Below are the records; copy out every line that holds the word "link".

START Task inputs

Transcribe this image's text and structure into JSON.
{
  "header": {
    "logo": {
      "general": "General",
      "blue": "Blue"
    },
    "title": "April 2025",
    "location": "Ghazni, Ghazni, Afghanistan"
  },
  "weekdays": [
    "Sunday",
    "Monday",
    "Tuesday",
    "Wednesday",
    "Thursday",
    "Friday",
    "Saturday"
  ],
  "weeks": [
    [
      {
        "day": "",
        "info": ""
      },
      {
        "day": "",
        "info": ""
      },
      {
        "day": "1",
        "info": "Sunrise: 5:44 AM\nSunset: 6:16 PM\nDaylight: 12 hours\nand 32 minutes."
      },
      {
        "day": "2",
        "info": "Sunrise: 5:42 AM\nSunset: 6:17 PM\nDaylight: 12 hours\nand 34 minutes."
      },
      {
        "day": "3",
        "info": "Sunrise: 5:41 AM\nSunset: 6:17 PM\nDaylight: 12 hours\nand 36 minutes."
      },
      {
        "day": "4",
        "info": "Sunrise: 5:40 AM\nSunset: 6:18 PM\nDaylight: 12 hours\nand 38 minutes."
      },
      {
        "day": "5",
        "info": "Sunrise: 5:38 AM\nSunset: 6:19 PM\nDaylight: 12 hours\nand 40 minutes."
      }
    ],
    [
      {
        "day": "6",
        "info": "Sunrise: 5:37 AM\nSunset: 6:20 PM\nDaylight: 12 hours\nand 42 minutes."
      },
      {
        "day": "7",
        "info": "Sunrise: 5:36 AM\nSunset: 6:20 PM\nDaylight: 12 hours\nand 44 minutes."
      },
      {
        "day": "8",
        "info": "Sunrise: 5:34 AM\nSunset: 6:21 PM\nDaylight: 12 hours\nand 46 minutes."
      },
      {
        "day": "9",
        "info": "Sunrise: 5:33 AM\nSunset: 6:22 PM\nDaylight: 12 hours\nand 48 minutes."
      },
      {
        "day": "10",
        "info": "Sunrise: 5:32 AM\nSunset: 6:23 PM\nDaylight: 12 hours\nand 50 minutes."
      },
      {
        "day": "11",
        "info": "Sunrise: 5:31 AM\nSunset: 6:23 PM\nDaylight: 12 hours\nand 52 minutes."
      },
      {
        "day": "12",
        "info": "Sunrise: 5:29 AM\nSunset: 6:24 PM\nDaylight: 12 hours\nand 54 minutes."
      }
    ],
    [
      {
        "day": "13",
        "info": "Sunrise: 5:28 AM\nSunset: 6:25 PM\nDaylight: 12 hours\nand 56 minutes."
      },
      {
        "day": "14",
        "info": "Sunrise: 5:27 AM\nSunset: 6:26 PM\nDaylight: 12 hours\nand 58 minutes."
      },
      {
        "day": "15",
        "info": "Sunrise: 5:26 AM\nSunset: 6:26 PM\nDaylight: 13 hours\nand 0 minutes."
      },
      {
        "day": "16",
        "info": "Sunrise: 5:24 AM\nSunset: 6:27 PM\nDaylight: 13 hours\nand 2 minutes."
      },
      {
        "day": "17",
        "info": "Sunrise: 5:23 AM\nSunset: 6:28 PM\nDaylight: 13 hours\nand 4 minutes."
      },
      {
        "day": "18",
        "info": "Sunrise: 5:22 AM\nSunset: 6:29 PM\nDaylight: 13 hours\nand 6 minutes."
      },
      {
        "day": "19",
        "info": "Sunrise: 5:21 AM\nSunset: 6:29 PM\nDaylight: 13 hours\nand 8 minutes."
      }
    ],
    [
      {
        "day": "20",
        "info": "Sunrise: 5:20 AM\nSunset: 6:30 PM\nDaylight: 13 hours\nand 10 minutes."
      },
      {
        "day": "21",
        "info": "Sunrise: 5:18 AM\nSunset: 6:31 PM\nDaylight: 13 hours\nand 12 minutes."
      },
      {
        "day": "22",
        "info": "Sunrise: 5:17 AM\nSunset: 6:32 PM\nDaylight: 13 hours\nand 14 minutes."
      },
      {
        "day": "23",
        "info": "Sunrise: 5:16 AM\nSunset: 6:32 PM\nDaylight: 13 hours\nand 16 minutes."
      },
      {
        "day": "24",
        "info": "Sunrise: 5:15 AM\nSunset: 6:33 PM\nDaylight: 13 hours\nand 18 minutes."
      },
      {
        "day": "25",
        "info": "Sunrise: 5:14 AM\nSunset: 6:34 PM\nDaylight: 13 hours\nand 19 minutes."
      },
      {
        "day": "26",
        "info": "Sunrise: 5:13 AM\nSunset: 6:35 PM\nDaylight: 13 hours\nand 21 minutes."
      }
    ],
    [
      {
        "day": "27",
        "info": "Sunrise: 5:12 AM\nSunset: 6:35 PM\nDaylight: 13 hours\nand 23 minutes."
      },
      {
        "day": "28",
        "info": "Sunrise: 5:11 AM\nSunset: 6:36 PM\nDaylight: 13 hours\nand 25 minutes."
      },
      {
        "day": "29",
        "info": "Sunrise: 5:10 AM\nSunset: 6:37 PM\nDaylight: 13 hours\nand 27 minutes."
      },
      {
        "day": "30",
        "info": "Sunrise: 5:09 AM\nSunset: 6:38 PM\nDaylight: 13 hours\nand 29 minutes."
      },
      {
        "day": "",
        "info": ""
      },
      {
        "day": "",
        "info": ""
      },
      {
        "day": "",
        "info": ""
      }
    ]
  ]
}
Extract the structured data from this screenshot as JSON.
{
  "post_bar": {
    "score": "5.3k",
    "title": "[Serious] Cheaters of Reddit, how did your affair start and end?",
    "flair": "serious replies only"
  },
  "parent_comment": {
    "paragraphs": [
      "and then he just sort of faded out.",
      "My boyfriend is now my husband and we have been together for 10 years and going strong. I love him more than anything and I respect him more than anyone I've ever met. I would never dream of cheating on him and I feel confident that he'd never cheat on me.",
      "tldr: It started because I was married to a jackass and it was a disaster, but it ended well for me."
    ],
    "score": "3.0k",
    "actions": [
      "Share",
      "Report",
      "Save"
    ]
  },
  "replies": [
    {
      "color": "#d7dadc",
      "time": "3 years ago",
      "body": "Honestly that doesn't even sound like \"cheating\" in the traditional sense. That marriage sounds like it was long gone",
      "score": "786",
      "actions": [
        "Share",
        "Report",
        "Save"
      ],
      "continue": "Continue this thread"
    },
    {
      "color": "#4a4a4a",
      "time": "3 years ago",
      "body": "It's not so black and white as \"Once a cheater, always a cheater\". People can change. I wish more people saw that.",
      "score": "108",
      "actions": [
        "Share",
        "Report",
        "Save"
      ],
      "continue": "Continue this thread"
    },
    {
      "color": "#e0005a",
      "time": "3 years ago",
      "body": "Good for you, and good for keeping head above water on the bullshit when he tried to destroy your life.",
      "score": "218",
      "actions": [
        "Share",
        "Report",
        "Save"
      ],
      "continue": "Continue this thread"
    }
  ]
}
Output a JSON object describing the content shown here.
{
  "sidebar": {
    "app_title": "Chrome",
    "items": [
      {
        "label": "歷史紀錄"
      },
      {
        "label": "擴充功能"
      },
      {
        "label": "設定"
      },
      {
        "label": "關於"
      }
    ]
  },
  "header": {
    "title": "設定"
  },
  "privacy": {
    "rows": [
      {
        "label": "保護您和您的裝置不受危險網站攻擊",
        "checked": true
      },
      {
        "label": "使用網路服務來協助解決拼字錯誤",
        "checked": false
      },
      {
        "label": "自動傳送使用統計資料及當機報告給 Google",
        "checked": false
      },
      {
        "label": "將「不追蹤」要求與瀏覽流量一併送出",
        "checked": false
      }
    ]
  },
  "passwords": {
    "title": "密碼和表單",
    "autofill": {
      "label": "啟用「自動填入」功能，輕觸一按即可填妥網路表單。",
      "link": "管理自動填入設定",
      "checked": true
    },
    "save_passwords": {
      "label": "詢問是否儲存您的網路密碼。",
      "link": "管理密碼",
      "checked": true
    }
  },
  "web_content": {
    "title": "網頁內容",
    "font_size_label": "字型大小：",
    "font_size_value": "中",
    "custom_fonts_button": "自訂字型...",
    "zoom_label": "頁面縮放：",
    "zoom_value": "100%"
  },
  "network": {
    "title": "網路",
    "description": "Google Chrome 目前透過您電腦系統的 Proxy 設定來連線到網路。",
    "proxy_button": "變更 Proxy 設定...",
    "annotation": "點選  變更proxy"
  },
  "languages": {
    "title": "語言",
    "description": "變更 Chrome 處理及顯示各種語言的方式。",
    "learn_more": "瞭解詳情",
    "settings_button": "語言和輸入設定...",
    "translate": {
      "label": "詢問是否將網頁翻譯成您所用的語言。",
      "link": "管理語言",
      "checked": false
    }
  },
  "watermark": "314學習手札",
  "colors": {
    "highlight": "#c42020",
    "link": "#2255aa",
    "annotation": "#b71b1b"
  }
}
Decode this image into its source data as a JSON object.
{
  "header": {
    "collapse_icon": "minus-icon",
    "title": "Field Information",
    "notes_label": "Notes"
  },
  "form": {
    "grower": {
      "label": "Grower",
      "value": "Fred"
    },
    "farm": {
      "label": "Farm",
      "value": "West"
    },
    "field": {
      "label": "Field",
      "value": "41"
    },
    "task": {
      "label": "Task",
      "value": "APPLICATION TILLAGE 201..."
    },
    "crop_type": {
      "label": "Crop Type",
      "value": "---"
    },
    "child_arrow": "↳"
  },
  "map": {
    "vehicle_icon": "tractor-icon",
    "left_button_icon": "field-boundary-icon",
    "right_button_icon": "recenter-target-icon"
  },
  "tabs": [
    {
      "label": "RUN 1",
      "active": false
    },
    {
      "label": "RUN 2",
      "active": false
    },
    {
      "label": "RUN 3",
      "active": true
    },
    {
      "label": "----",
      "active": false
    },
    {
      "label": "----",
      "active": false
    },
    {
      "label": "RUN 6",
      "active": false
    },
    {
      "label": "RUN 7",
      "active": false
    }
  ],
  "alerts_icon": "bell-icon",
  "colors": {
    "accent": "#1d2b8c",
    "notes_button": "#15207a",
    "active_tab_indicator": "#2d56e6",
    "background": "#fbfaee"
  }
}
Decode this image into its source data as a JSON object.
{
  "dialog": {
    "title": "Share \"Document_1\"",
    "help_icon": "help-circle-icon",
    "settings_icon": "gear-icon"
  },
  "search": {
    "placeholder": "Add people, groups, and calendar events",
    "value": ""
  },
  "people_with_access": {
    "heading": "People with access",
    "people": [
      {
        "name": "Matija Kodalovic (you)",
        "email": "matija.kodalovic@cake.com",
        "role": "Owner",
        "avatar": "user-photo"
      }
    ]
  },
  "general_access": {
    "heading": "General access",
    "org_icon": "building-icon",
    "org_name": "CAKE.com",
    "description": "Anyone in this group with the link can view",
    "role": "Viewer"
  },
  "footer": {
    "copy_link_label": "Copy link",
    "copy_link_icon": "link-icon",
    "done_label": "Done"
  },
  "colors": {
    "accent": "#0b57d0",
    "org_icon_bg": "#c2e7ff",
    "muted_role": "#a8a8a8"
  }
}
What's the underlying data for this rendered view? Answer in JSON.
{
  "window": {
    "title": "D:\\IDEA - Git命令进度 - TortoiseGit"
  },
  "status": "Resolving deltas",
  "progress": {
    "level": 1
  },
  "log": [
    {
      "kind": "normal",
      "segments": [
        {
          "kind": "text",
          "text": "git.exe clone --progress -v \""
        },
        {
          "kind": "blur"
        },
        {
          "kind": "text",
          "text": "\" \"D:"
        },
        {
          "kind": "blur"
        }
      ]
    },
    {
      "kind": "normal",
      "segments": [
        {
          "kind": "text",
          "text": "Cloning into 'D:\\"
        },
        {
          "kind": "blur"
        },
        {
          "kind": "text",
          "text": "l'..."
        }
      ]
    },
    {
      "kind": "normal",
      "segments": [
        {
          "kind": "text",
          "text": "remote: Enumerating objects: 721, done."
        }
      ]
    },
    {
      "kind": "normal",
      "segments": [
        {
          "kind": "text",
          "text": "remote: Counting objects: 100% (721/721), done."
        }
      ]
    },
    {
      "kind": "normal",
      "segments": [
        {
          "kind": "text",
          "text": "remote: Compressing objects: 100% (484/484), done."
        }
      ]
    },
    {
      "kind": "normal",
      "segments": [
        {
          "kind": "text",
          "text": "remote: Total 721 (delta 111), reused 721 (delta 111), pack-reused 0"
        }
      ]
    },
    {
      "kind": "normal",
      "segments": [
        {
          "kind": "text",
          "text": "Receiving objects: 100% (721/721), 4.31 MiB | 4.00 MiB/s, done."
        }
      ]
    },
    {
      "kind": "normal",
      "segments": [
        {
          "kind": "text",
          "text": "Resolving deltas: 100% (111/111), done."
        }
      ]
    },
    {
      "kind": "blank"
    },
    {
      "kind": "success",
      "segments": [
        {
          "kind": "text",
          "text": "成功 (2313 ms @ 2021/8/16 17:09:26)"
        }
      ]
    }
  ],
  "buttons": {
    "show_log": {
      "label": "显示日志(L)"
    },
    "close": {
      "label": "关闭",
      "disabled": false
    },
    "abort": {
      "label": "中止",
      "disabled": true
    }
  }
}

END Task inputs

(Completed exercise):
      "link": "管理自動填入設定",
      "link": "管理密碼",
      "link": "管理語言",
    "link": "#2255aa",
    "description": "Anyone in this group with the link can view",
    "copy_link_label": "Copy link",
    "copy_link_icon": "link-icon",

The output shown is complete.